> **AIM OF THE TASK**
Start at the first record below and retype through the last, exactly.

[DATASET ENTRIES — start]

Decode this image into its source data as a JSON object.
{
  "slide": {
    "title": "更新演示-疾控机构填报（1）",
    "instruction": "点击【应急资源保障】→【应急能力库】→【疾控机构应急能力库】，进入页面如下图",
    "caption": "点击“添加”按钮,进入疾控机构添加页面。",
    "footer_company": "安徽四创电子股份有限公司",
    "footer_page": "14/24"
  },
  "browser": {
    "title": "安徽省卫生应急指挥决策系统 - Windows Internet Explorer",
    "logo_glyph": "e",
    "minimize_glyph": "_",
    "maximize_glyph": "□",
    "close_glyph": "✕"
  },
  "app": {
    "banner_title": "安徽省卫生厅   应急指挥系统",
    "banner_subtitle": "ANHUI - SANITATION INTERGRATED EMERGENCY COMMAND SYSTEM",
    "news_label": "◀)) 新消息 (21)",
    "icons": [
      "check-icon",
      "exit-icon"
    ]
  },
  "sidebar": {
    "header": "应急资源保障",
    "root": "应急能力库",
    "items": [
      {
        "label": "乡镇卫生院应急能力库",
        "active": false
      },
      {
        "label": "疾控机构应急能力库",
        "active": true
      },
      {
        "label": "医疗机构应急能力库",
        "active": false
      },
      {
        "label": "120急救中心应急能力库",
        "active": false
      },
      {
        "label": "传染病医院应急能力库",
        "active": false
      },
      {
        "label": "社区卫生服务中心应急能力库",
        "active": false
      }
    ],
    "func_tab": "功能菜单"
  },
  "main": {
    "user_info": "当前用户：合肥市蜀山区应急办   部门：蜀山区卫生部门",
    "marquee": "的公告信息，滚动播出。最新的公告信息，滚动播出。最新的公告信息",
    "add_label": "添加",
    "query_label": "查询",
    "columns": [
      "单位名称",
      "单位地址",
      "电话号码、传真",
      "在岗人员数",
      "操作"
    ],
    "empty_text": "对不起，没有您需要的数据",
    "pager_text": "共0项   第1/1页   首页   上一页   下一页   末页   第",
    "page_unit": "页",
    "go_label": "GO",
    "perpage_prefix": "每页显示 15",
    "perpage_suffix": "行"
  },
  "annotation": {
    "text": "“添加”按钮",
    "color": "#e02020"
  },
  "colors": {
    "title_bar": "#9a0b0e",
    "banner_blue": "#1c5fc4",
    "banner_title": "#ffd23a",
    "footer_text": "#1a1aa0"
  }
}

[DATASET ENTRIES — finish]

> **FINAL ANSWER**
Decode this image into its source data as a JSON object.
{
  "slide": {
    "title": "更新演示-疾控机构填报（1）",
    "instruction": "点击【应急资源保障】→【应急能力库】→【疾控机构应急能力库】，进入页面如下图",
    "caption": "点击“添加”按钮,进入疾控机构添加页面。",
    "footer_company": "安徽四创电子股份有限公司",
    "footer_page": "14/24"
  },
  "browser": {
    "title": "安徽省卫生应急指挥决策系统 - Windows Internet Explorer",
    "logo_glyph": "e",
    "minimize_glyph": "_",
    "maximize_glyph": "□",
    "close_glyph": "✕"
  },
  "app": {
    "banner_title": "安徽省卫生厅   应急指挥系统",
    "banner_subtitle": "ANHUI - SANITATION INTERGRATED EMERGENCY COMMAND SYSTEM",
    "news_label": "◀)) 新消息 (21)",
    "icons": [
      "check-icon",
      "exit-icon"
    ]
  },
  "sidebar": {
    "header": "应急资源保障",
    "root": "应急能力库",
    "items": [
      {
        "label": "乡镇卫生院应急能力库",
        "active": false
      },
      {
        "label": "疾控机构应急能力库",
        "active": true
      },
      {
        "label": "医疗机构应急能力库",
        "active": false
      },
      {
        "label": "120急救中心应急能力库",
        "active": false
      },
      {
        "label": "传染病医院应急能力库",
        "active": false
      },
      {
        "label": "社区卫生服务中心应急能力库",
        "active": false
      }
    ],
    "func_tab": "功能菜单"
  },
  "main": {
    "user_info": "当前用户：合肥市蜀山区应急办   部门：蜀山区卫生部门",
    "marquee": "的公告信息，滚动播出。最新的公告信息，滚动播出。最新的公告信息",
    "add_label": "添加",
    "query_label": "查询",
    "columns": [
      "单位名称",
      "单位地址",
      "电话号码、传真",
      "在岗人员数",
      "操作"
    ],
    "empty_text": "对不起，没有您需要的数据",
    "pager_text": "共0项   第1/1页   首页   上一页   下一页   末页   第",
    "page_unit": "页",
    "go_label": "GO",
    "perpage_prefix": "每页显示 15",
    "perpage_suffix": "行"
  },
  "annotation": {
    "text": "“添加”按钮",
    "color": "#e02020"
  },
  "colors": {
    "title_bar": "#9a0b0e",
    "banner_blue": "#1c5fc4",
    "banner_title": "#ffd23a",
    "footer_text": "#1a1aa0"
  }
}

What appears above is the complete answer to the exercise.